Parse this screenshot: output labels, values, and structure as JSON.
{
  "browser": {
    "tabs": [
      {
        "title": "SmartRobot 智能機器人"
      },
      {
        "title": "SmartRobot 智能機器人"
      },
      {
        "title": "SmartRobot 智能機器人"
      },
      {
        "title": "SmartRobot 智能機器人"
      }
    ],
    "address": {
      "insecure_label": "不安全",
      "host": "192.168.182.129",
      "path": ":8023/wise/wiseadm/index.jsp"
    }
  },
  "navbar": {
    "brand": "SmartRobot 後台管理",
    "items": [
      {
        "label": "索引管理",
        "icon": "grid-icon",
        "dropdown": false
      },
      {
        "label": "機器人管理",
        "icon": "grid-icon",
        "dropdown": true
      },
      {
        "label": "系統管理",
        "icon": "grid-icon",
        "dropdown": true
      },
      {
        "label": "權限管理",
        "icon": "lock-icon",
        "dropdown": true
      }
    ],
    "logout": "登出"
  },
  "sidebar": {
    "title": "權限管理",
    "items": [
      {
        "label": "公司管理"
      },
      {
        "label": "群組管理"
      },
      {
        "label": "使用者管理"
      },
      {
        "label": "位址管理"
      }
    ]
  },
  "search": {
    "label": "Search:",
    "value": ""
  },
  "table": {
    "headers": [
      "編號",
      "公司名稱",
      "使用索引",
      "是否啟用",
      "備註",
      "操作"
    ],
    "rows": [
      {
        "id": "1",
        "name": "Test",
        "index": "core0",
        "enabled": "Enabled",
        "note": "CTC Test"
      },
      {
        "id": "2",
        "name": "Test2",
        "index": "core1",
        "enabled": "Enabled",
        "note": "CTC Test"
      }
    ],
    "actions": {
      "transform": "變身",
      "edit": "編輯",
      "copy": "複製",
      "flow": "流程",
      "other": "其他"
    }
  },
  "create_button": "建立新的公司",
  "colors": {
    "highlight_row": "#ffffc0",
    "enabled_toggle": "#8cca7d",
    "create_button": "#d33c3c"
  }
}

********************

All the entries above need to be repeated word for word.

Parse this screenshot: output labels, values, and structure as JSON.
{
  "browser": {
    "tabs": [
      {
        "title": "SmartRobot 智能機器人"
      },
      {
        "title": "SmartRobot 智能機器人"
      },
      {
        "title": "SmartRobot 智能機器人"
      },
      {
        "title": "SmartRobot 智能機器人"
      }
    ],
    "address": {
      "insecure_label": "不安全",
      "host": "192.168.182.129",
      "path": ":8023/wise/wiseadm/index.jsp"
    }
  },
  "navbar": {
    "brand": "SmartRobot 後台管理",
    "items": [
      {
        "label": "索引管理",
        "icon": "grid-icon",
        "dropdown": false
      },
      {
        "label": "機器人管理",
        "icon": "grid-icon",
        "dropdown": true
      },
      {
        "label": "系統管理",
        "icon": "grid-icon",
        "dropdown": true
      },
      {
        "label": "權限管理",
        "icon": "lock-icon",
        "dropdown": true
      }
    ],
    "logout": "登出"
  },
  "sidebar": {
    "title": "權限管理",
    "items": [
      {
        "label": "公司管理"
      },
      {
        "label": "群組管理"
      },
      {
        "label": "使用者管理"
      },
      {
        "label": "位址管理"
      }
    ]
  },
  "search": {
    "label": "Search:",
    "value": ""
  },
  "table": {
    "headers": [
      "編號",
      "公司名稱",
      "使用索引",
      "是否啟用",
      "備註",
      "操作"
    ],
    "rows": [
      {
        "id": "1",
        "name": "Test",
        "index": "core0",
        "enabled": "Enabled",
        "note": "CTC Test"
      },
      {
        "id": "2",
        "name": "Test2",
        "index": "core1",
        "enabled": "Enabled",
        "note": "CTC Test"
      }
    ],
    "actions": {
      "transform": "變身",
      "edit": "編輯",
      "copy": "複製",
      "flow": "流程",
      "other": "其他"
    }
  },
  "create_button": "建立新的公司",
  "colors": {
    "highlight_row": "#ffffc0",
    "enabled_toggle": "#8cca7d",
    "create_button": "#d33c3c"
  }
}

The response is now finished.